Your objective: For the listing that follows, report how many lines contain the word "Self", giving the number and no other text.
────────────────
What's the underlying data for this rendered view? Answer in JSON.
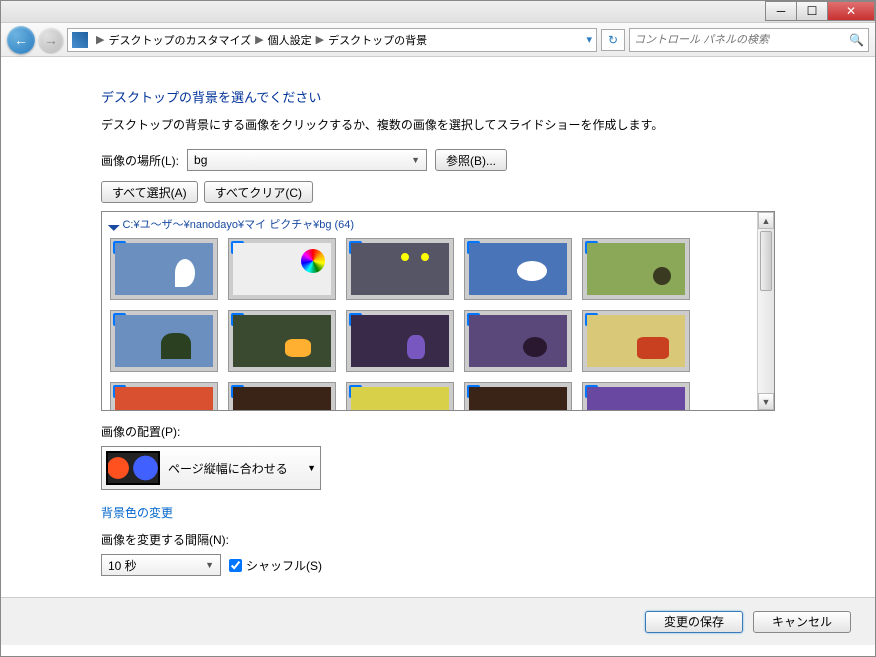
{
  "window": {
    "minimize": "─",
    "maximize": "☐",
    "close": "✕"
  },
  "nav": {
    "back": "←",
    "forward": "→",
    "breadcrumb": {
      "item1": "デスクトップのカスタマイズ",
      "item2": "個人設定",
      "item3": "デスクトップの背景",
      "sep": "▶"
    },
    "refresh": "↻",
    "search_placeholder": "コントロール パネルの検索"
  },
  "main": {
    "title": "デスクトップの背景を選んでください",
    "desc": "デスクトップの背景にする画像をクリックするか、複数の画像を選択してスライドショーを作成します。",
    "location_label": "画像の場所(L):",
    "location_value": "bg",
    "browse": "参照(B)...",
    "select_all": "すべて選択(A)",
    "clear_all": "すべてクリア(C)",
    "gallery_path": "C:¥ユ～ザ～¥nanodayo¥マイ ピクチャ¥bg (64)",
    "triangle": "◢",
    "position_label": "画像の配置(P):",
    "position_value": "ページ縦幅に合わせる",
    "bg_color_link": "背景色の変更",
    "interval_label": "画像を変更する間隔(N):",
    "interval_value": "10 秒",
    "shuffle_label": "シャッフル(S)"
  },
  "footer": {
    "save": "変更の保存",
    "cancel": "キャンセル"
  }
}
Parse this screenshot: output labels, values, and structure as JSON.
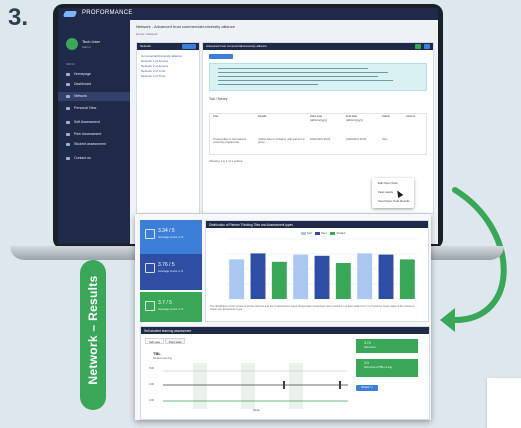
{
  "step_number": "3.",
  "side_label": "Network – Results",
  "app": {
    "brand": "PROFORMANCE",
    "page_title": "Network - Advanced trust commercial/university alliance",
    "breadcrumb": "Home / Network",
    "sidebar": {
      "user_name": "Tech User",
      "user_role": "Admin",
      "menu_title": "MENU",
      "items": [
        {
          "label": "Homepage",
          "icon": "home-icon"
        },
        {
          "label": "Dashboard",
          "icon": "dashboard-icon"
        },
        {
          "label": "Network",
          "icon": "network-icon",
          "active": true
        },
        {
          "label": "Personal View",
          "icon": "user-icon"
        },
        {
          "label": "Self Assessment",
          "icon": "clipboard-icon"
        },
        {
          "label": "Peer Assessment",
          "icon": "users-icon"
        },
        {
          "label": "Student assessment",
          "icon": "student-icon"
        },
        {
          "label": "Contact us",
          "icon": "mail-icon"
        }
      ]
    },
    "left_card": {
      "title": "Network",
      "button": "+ Create",
      "tree": [
        "Commercial/University alliance",
        "Network 1 of Access",
        "Network 2 of Access",
        "Network 3 of Trust",
        "Network 4 of Trust"
      ]
    },
    "right_card": {
      "title": "Advanced trust commercial/university alliance",
      "add_button": "+ Add New Tool",
      "section_title": "Tool / Survey",
      "table_headers": [
        "Title",
        "Details",
        "Start date (dd/mm/yyyy)",
        "End date (dd/mm/yyyy)",
        "Status",
        "Actions"
      ],
      "row": [
        "Trusted allies in international university programmes",
        "Collect data on behalf of, with partners in group...",
        "02/01/2021 00:00",
        "01/04/2021 00:00",
        "Sent"
      ],
      "pager": "Showing 1 to 1 of 1 entries",
      "dropdown": [
        "Edit Open Tools",
        "View results",
        "Send Open Tools Results"
      ]
    }
  },
  "report": {
    "tiles": [
      {
        "value": "3.34 / 5",
        "sub": "Average score 1–5",
        "color": "#3d7fd8"
      },
      {
        "value": "3.76 / 5",
        "sub": "Average score 1–5",
        "color": "#2d4ea3"
      },
      {
        "value": "3.7 / 5",
        "sub": "Average score 1–5",
        "color": "#3aa657"
      }
    ],
    "chart_panel_title": "Distribution of Partner Thinking Tiles and Assessment types",
    "chart_caption": "The distribution of the scores of all the partners and the 3 assessment types. Respondent responses were scored on a Likert scale from 1 to 5 and the mean value of the scores is shown per assessment type.",
    "perf_panel_title": "Self-student learning assessment",
    "tabs": [
      "Self view",
      "Peer view"
    ],
    "line_title": "TBL",
    "line_subtitle": "Student learning",
    "y_labels": [
      "5.00",
      "4.00",
      "3.00"
    ],
    "x_label": "Week",
    "green_boxes": [
      {
        "value": "3.74",
        "sub": "Self score"
      },
      {
        "value": "3.3",
        "sub": "Self score of TBL vs avg"
      }
    ],
    "blue_button": "Details >>"
  },
  "chart_data": {
    "type": "bar",
    "legend": [
      "Self",
      "Peer",
      "Student"
    ],
    "colors": [
      "#a9c7f0",
      "#2d4ea3",
      "#3aa657"
    ],
    "categories": [
      "1",
      "2",
      "3",
      "4",
      "5",
      "6",
      "7",
      "8",
      "9"
    ],
    "values": [
      3.3,
      3.8,
      3.1,
      3.7,
      3.6,
      3.0,
      3.8,
      3.7,
      3.3
    ],
    "series_of_category": [
      0,
      1,
      2,
      0,
      1,
      2,
      0,
      1,
      2
    ],
    "ylim": [
      0,
      5
    ]
  }
}
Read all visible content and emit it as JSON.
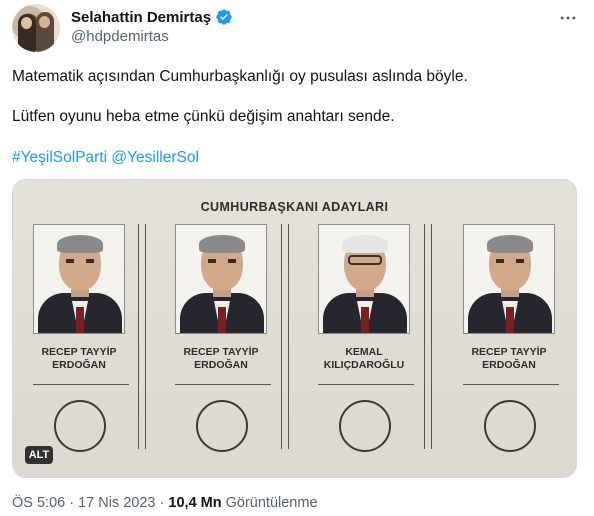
{
  "author": {
    "display_name": "Selahattin Demirtaş",
    "handle": "@hdpdemirtas",
    "verified": true,
    "avatar_icon": "profile-photo"
  },
  "more_icon": "more-horizontal-icon",
  "tweet": {
    "line1": "Matematik açısından Cumhurbaşkanlığı oy pusulası aslında böyle.",
    "line2": "Lütfen oyunu heba etme çünkü değişim anahtarı sende.",
    "hashtags": [
      "#YeşilSolParti",
      "@YesillerSol"
    ]
  },
  "media": {
    "ballot_title": "CUMHURBAŞKANI ADAYLARI",
    "candidates": [
      {
        "name_line1": "RECEP TAYYİP",
        "name_line2": "ERDOĞAN"
      },
      {
        "name_line1": "RECEP TAYYİP",
        "name_line2": "ERDOĞAN"
      },
      {
        "name_line1": "KEMAL",
        "name_line2": "KILIÇDAROĞLU"
      },
      {
        "name_line1": "RECEP TAYYİP",
        "name_line2": "ERDOĞAN"
      }
    ],
    "alt_label": "ALT"
  },
  "meta": {
    "time": "ÖS 5:06",
    "separator": "·",
    "date": "17 Nis 2023",
    "views_count": "10,4 Mn",
    "views_label": "Görüntülenme"
  },
  "colors": {
    "link": "#1d9bf0",
    "text": "#0f1419",
    "secondary": "#536471",
    "verified": "#1d9bf0"
  }
}
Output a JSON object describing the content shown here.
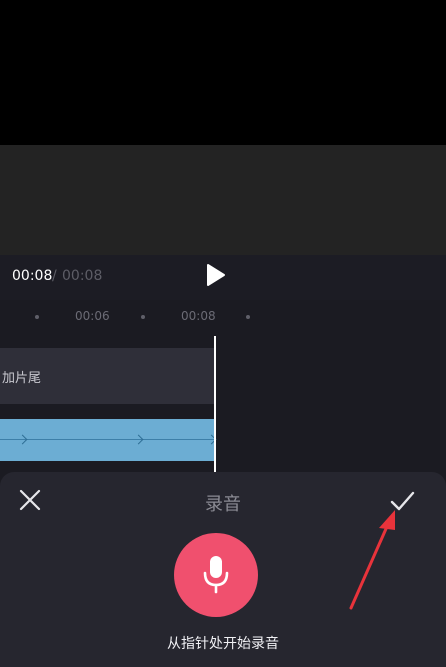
{
  "player": {
    "current_time": "00:08",
    "separator": "/",
    "total_time": "00:08",
    "play_icon": "play-icon"
  },
  "timeline": {
    "ruler_labels": [
      "00:06",
      "00:08"
    ],
    "clip_label": "加片尾"
  },
  "record_sheet": {
    "title": "录音",
    "close_icon": "close-icon",
    "confirm_icon": "check-icon",
    "mic_icon": "microphone-icon",
    "hint": "从指针处开始录音"
  },
  "colors": {
    "record_button": "#f0506e",
    "audio_track": "#6cadd3",
    "annotation_arrow": "#e8333b"
  }
}
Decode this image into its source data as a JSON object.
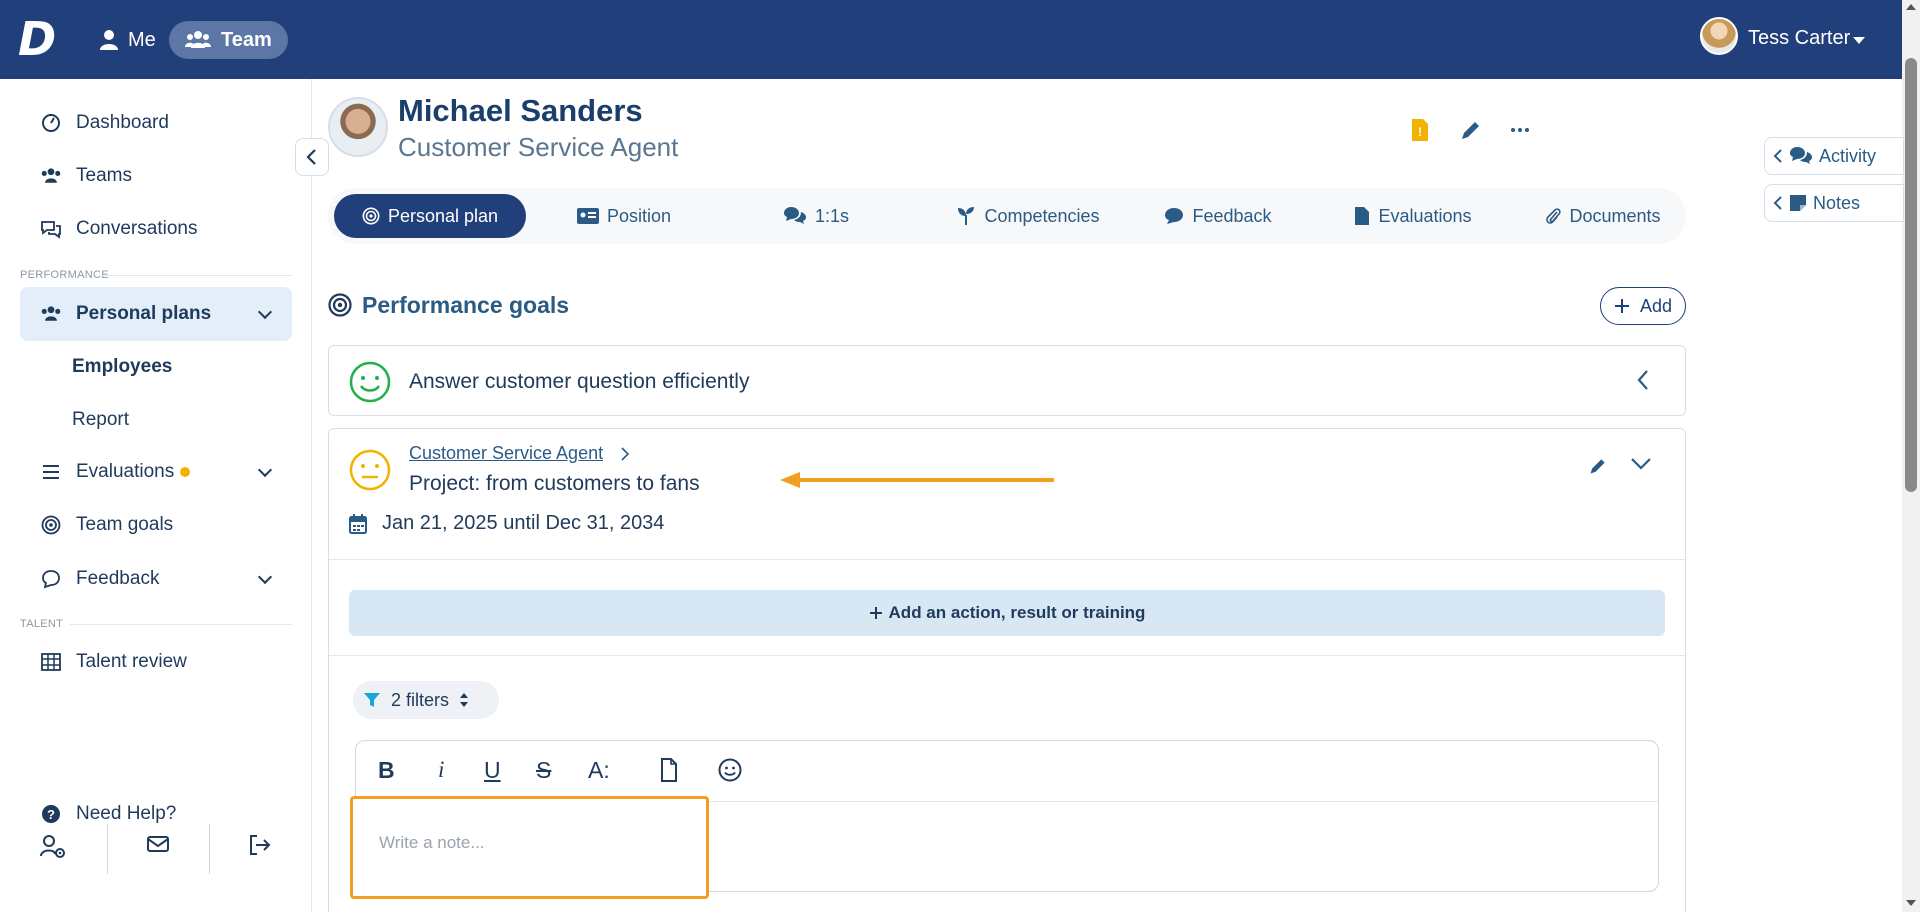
{
  "topbar": {
    "logo": "D",
    "nav": [
      {
        "label": "Me"
      },
      {
        "label": "Team"
      }
    ],
    "user_name": "Tess Carter"
  },
  "sidebar": {
    "items": [
      {
        "label": "Dashboard",
        "icon": "dashboard-icon"
      },
      {
        "label": "Teams",
        "icon": "users-icon"
      },
      {
        "label": "Conversations",
        "icon": "chat-icon"
      }
    ],
    "section_performance": "PERFORMANCE",
    "personal_plans": "Personal plans",
    "sub_items": [
      "Employees",
      "Report"
    ],
    "evaluations": "Evaluations",
    "team_goals": "Team goals",
    "feedback": "Feedback",
    "section_talent": "TALENT",
    "talent_review": "Talent review",
    "need_help": "Need Help?"
  },
  "profile": {
    "name": "Michael Sanders",
    "role": "Customer Service Agent"
  },
  "tabs": [
    {
      "label": "Personal plan",
      "icon": "target-icon",
      "active": true
    },
    {
      "label": "Position",
      "icon": "id-card-icon"
    },
    {
      "label": "1:1s",
      "icon": "chat-bubbles-icon"
    },
    {
      "label": "Competencies",
      "icon": "seedling-icon"
    },
    {
      "label": "Feedback",
      "icon": "comment-icon"
    },
    {
      "label": "Evaluations",
      "icon": "file-icon"
    },
    {
      "label": "Documents",
      "icon": "paperclip-icon"
    }
  ],
  "right_panel": {
    "activity": "Activity",
    "notes": "Notes"
  },
  "goals": {
    "title": "Performance goals",
    "add_label": "Add",
    "goal1": {
      "title": "Answer customer question efficiently",
      "status_color": "#22b04b"
    },
    "goal2": {
      "breadcrumb": "Customer Service Agent",
      "title": "Project: from customers to fans",
      "dates": "Jan 21, 2025 until Dec 31, 2034",
      "status_color": "#f0b400"
    },
    "action_label": "Add an action, result or training",
    "filters_label": "2 filters",
    "toolbar": [
      "B",
      "i",
      "U",
      "S",
      "A:"
    ],
    "note_placeholder": "Write a note..."
  },
  "colors": {
    "primary": "#213f7a",
    "accent": "#f0a020"
  }
}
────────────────
Task answer: 6